══ Dataset content
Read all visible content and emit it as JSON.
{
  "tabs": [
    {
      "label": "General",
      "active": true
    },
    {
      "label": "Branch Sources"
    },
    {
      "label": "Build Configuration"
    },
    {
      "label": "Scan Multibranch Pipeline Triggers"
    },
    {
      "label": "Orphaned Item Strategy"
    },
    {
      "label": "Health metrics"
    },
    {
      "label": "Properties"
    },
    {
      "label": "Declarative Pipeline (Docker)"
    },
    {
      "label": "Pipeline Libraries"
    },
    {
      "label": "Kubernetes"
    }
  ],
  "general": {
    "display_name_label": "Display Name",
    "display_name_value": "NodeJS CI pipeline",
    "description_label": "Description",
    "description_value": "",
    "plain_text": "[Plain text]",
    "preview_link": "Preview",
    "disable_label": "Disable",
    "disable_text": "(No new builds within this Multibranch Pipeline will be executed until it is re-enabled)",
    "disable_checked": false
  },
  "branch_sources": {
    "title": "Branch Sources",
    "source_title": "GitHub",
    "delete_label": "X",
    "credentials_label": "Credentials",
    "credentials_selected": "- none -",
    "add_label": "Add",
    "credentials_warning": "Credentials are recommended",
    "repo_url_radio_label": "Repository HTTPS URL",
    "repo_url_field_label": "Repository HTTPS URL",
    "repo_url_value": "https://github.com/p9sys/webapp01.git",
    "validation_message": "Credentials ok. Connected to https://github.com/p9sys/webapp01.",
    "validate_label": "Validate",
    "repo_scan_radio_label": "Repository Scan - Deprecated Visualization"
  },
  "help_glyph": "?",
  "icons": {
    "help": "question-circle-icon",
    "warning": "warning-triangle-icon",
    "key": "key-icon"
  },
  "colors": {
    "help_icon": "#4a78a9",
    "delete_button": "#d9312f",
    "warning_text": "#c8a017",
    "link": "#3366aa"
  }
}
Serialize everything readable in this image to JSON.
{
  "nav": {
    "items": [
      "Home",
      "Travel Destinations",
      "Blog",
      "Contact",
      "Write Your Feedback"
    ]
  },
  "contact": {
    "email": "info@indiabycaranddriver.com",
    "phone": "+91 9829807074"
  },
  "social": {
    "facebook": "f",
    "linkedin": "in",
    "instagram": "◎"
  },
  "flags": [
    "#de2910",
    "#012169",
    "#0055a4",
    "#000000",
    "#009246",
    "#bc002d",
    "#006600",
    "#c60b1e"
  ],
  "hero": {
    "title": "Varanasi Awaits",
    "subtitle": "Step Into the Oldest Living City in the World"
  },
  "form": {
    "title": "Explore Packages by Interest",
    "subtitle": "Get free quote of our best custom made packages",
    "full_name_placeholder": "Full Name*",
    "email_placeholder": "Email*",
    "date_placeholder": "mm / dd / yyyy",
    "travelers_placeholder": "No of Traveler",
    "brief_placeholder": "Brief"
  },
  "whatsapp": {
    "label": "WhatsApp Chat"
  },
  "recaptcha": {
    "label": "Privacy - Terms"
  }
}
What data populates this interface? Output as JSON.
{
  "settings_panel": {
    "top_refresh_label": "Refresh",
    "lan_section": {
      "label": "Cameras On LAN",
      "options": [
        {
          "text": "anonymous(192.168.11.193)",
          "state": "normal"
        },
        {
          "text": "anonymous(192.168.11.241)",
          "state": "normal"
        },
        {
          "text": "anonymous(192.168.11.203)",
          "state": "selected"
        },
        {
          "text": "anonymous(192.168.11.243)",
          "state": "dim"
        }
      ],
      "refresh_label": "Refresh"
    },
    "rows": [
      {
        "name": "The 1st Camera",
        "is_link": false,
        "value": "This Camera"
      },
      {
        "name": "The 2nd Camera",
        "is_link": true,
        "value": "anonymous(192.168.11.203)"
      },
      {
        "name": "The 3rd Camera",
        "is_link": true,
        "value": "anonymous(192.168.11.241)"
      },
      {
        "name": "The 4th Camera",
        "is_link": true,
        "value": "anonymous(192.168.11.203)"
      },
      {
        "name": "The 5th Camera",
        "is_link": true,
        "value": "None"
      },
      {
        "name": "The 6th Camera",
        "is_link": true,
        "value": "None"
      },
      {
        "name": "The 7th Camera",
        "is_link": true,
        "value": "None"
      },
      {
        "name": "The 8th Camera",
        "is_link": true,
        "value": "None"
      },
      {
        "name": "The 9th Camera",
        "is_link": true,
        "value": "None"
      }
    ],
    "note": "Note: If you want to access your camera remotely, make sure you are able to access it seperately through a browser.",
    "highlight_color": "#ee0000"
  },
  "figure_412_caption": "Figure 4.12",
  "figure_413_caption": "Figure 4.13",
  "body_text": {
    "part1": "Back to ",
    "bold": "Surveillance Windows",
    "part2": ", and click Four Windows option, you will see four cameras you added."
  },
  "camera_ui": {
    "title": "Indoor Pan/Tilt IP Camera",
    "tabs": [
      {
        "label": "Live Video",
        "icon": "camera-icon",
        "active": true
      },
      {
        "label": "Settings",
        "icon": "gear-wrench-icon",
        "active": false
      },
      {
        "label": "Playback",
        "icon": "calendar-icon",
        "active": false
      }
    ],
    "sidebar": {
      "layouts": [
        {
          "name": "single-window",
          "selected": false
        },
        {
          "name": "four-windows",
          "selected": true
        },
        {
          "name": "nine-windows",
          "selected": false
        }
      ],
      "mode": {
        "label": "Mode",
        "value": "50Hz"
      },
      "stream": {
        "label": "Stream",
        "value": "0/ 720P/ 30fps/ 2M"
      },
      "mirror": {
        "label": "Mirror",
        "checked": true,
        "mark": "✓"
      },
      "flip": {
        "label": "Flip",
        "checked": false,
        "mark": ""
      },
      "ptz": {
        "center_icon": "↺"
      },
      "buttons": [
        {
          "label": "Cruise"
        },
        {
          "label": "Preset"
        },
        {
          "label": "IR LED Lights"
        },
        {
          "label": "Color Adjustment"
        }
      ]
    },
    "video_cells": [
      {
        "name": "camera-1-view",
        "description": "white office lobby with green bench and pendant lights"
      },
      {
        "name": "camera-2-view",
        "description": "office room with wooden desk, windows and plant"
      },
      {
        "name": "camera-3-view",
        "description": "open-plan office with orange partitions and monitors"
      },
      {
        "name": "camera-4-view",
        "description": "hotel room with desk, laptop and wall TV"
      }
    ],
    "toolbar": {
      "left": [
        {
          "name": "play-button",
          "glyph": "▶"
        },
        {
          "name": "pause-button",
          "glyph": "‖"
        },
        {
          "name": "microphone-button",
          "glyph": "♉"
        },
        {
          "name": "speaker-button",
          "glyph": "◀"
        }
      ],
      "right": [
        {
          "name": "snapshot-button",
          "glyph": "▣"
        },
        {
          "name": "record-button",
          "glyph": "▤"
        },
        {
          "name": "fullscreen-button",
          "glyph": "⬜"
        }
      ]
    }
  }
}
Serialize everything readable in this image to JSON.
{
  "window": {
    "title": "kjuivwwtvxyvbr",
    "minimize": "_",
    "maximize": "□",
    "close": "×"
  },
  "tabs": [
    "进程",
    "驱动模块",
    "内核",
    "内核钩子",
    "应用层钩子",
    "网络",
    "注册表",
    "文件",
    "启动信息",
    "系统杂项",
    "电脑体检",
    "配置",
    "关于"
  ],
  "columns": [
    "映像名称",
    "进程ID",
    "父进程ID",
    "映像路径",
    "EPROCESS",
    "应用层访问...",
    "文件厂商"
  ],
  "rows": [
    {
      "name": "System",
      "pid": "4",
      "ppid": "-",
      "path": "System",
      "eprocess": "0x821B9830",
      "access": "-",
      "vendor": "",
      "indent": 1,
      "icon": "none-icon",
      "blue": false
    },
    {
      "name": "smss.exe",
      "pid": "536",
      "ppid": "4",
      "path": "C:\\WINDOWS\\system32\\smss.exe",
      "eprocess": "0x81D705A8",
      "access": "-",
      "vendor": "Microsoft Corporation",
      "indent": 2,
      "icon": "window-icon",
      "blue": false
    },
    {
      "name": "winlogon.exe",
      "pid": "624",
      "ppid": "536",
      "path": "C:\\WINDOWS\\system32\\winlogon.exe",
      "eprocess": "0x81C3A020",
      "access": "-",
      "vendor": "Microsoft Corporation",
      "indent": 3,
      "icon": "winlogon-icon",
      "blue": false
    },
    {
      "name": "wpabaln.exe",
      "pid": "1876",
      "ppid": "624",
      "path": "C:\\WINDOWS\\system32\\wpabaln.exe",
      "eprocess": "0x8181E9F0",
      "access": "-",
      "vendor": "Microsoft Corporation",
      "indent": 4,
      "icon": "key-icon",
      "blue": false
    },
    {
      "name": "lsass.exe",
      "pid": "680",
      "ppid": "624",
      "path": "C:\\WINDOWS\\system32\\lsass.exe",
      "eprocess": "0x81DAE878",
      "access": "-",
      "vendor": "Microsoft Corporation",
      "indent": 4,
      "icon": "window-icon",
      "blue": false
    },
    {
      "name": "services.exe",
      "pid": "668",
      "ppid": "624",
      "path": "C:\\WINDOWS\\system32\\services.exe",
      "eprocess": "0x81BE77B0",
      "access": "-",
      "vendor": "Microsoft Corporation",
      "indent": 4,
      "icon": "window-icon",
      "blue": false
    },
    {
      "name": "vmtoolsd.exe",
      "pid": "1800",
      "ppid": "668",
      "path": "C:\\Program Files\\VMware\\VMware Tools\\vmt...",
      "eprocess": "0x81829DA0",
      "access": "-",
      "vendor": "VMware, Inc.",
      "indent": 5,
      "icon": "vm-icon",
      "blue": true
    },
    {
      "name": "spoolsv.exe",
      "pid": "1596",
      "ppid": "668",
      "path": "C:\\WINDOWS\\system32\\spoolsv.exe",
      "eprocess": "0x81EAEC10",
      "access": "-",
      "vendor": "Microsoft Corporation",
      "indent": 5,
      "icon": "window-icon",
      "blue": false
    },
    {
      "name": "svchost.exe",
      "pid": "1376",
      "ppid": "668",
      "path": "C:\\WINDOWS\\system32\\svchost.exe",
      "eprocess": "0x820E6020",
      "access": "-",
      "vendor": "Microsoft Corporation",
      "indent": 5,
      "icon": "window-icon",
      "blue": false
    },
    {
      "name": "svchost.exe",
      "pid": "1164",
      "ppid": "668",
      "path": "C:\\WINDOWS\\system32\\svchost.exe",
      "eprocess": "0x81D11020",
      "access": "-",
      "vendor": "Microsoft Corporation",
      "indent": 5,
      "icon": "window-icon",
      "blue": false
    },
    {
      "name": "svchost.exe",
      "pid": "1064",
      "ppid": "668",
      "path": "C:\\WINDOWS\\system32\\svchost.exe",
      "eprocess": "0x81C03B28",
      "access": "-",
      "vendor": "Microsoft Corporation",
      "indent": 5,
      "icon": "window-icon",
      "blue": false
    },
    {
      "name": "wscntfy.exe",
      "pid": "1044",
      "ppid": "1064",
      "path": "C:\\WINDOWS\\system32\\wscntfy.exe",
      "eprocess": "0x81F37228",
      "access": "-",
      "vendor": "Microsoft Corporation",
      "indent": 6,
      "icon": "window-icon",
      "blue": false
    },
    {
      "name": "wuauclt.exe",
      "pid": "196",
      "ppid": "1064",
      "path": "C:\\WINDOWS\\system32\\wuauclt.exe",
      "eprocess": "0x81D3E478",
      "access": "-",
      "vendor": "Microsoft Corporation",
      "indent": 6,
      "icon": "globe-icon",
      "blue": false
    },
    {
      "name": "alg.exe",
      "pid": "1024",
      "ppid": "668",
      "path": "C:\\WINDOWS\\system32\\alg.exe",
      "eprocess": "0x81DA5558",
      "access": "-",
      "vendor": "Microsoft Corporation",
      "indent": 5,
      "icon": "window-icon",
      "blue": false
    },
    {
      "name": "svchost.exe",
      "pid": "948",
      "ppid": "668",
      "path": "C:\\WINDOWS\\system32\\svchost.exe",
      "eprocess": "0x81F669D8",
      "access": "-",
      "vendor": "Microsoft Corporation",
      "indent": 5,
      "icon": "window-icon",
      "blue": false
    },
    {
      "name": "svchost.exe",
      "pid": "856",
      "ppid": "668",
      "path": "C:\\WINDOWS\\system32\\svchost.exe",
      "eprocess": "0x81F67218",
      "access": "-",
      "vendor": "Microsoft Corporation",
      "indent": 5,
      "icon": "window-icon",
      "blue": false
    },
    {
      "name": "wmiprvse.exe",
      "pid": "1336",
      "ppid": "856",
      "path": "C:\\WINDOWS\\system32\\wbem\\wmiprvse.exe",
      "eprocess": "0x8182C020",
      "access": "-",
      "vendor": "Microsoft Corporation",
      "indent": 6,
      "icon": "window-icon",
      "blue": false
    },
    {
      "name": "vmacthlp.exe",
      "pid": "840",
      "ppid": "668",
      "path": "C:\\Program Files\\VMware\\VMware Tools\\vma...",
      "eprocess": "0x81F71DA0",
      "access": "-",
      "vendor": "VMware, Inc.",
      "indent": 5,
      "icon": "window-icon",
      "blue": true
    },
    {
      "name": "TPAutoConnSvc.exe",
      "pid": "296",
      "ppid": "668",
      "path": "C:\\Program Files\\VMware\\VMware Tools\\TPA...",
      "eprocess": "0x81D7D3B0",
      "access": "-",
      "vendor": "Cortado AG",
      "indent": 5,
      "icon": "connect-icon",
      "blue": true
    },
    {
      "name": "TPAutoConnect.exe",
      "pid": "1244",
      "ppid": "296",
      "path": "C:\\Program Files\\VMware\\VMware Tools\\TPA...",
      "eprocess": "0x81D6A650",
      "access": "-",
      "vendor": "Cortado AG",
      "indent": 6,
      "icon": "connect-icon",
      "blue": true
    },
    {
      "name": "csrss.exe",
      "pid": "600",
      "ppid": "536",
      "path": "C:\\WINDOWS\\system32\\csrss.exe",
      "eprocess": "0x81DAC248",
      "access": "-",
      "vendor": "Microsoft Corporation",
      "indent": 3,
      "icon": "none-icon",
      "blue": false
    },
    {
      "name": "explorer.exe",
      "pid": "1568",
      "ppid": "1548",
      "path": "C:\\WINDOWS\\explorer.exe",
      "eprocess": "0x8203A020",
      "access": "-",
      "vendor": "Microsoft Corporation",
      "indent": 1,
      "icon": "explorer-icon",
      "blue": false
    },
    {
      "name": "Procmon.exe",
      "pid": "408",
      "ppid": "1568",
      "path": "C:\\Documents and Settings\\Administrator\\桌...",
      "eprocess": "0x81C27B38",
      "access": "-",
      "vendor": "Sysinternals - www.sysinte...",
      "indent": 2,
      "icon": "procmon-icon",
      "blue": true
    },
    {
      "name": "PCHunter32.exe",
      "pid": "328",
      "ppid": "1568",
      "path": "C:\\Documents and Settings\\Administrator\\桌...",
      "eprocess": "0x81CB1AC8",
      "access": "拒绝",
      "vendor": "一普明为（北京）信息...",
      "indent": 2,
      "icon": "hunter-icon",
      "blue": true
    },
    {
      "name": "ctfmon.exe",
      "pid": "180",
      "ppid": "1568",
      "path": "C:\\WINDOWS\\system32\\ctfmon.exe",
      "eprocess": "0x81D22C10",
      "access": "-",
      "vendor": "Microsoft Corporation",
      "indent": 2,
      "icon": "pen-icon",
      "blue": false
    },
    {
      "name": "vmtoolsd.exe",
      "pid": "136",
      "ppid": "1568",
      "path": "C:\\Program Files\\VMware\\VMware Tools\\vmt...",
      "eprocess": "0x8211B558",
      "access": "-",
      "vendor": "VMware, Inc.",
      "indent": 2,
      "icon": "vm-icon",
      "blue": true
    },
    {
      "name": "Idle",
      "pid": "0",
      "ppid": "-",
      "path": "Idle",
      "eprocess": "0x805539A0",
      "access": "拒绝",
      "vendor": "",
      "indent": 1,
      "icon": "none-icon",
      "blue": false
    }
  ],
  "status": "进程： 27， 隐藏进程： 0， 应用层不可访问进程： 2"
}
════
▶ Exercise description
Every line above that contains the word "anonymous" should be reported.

▶ Response to the exercise
          "text": "anonymous(192.168.11.193)",
          "text": "anonymous(192.168.11.241)",
          "text": "anonymous(192.168.11.203)",
          "text": "anonymous(192.168.11.243)",
        "value": "anonymous(192.168.11.203)"
        "value": "anonymous(192.168.11.241)"
        "value": "anonymous(192.168.11.203)"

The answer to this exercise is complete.